Re: harden-debian script?
In a message dated 10/25/00 6:53:44 PM Eastern Daylight Time, firstname.lastname@example.org
> After I install new debian boxes the permissions are always something
> like 755. This is bad in my opinion, for a multiuser box. On firewalls,
> however, there should be very few people logging in at all and then only
> to administer the box, not to read mail or anything like that. Therefore
> this isn't much of an issue for firewall installs.
> Does anyone know why debian has such lax perms on home dirs?
The way "we" have handled this (for many years) is:
write a crummy little shell script to add your desire to a command (later you

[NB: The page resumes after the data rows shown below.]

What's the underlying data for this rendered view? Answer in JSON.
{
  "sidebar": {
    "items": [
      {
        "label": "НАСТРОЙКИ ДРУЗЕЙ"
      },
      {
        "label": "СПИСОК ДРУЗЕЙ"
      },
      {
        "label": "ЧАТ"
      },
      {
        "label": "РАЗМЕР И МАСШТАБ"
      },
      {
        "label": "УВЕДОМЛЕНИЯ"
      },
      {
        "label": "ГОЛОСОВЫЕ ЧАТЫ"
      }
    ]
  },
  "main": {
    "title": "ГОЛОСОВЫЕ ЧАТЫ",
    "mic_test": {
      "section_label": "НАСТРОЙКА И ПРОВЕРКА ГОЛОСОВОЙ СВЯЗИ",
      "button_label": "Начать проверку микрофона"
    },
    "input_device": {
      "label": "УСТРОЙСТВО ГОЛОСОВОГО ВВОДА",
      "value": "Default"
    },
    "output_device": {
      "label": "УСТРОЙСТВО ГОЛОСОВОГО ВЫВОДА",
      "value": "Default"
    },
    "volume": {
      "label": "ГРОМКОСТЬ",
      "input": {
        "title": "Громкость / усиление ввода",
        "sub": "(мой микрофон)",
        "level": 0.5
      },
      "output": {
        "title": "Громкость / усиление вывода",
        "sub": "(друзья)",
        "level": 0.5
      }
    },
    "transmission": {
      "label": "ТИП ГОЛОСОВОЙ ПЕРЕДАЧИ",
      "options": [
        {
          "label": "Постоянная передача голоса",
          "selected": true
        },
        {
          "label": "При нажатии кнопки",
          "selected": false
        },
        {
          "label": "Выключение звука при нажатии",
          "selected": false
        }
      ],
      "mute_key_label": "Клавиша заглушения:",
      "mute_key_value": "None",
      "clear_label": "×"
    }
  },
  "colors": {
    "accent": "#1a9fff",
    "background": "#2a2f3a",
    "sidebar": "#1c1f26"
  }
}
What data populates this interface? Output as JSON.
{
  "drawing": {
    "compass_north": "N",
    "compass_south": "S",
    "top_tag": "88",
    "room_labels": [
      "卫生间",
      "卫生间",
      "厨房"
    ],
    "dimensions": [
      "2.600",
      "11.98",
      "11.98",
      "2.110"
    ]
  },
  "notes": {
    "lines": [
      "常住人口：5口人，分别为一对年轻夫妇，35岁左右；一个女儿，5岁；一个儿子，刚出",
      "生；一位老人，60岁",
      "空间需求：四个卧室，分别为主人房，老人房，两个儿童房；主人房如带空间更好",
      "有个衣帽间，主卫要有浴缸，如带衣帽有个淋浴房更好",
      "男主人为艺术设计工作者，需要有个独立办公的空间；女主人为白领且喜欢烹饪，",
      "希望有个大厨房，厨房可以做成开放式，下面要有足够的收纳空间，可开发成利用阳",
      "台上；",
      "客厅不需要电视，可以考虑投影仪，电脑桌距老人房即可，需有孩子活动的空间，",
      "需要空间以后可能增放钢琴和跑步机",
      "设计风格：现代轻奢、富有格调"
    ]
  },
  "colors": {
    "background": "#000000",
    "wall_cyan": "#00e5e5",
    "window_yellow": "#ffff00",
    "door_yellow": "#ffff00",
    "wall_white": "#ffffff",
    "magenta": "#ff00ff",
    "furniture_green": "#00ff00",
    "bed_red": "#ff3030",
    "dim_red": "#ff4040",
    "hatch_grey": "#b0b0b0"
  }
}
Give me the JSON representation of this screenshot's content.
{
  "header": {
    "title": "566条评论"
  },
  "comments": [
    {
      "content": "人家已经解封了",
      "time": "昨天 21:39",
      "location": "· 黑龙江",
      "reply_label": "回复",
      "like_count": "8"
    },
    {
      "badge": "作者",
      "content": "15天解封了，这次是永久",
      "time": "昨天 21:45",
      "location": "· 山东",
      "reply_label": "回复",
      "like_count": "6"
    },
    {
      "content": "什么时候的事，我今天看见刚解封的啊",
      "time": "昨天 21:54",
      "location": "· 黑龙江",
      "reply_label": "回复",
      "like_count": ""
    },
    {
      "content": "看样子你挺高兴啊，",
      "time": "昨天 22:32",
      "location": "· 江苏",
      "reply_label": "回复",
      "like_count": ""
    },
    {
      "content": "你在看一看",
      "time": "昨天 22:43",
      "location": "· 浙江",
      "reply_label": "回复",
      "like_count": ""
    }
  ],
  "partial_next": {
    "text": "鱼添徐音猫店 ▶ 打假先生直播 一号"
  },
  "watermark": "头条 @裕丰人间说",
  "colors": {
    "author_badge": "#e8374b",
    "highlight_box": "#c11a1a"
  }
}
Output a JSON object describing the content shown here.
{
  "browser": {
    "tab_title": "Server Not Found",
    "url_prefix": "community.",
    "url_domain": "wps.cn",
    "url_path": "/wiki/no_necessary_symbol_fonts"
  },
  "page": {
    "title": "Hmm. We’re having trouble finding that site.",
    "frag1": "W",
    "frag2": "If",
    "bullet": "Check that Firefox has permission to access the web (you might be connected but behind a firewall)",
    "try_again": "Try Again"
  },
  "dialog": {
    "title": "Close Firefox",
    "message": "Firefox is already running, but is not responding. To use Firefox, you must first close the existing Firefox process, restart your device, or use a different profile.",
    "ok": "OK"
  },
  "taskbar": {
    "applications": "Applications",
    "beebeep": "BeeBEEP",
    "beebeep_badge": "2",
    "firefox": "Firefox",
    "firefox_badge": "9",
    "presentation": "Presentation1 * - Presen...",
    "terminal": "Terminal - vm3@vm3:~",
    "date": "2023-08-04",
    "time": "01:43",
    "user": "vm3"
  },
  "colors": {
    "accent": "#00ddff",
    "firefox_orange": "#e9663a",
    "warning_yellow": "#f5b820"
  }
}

can add more and have it ask you to choose what you want it to do and then
execute some block of commands accordingly)
chmod that file for the maximum restrictions of it's power (which can/should
have some added additional sensible defaults and traps inside it, you add
these after it works w/a single chmod of $1 or etc., while it's still
crummy/little, then as it gets bigger you can always re-place its function in
mkdir /usr/local/sbin or better /usr/local/adm/sec
chmod that so that ONLY you can "see" it (x permission on a directory is
search/see ability for ug&o; no w for anyone (you chmod write perm for yoy
only, back "onto" for any maint. session (and inside the script, make sure it
exits AND traps w/re-set/affirm chmods on script(s) and dir)
for your usual userid (this should be root only, unless you have a semi-root
trust/power system; or create new user to just do these types of things by
whom have their PATH be the only PATH that puts the created dir within
consider calling it "adduser" and putting it in the dir mentioned
above, on your path before the real adduser
so it first calls the real adduser and then does/adds your other
stuff too (pre/post/whatever actually, even redirect output strings to logs
of before/after copies)
Thus, you can roll your own (your enhanced) adduser and bottle it up nicely
I do a lot of this sort of thing in a directory that is first on my PATH. A
"rm" that saves to another file system (other file-system)/usr/rms (w/a cron
size warner) for example, and scripts named 1(ls -l"$@"|less),1t(ls
-lrt|less), 2, 3, 4, 5, 6, 7(file "$@"|less), 8, 9, 0, a, t(date), c, z, q,
etc. (especially the keys you can hit fast w/o "fat finger" effect). Then
you slap your own hot key w/a RETURN and haul!
"pwd <RETURN>" is ok, but the pinky fingers are unreliable at high speed and
"reaching" for me and others, so I use "z <RETURN>" instead cause my left
pinky finger is reliable w/ a simple tuck, instead of a reach.
"alias" can do this but is much less self documenting and not available in
all legacy shells and .*IXs.
I keep this (my hot keys) dir on a floppy to take to any system I end up
working on, bc. I get soooo empowered by my familiarity w/them (I love this
speed!), I am frustrated as heck whenever they are'nt "at hand" :) .
IMHO, many commands standardly allowed "all"/"some" need rethinking for a
secure system and it's so easy to apply additional/other/totally-new
abilities by (re)"wrapping" what's there, incorporating PATH w/permissions,
execs, sub-shells etc.
Forgive any lack of lucidity, I wrote this while I was supposed to have moved
on to other expectations of others. It's only email. A forum for'em.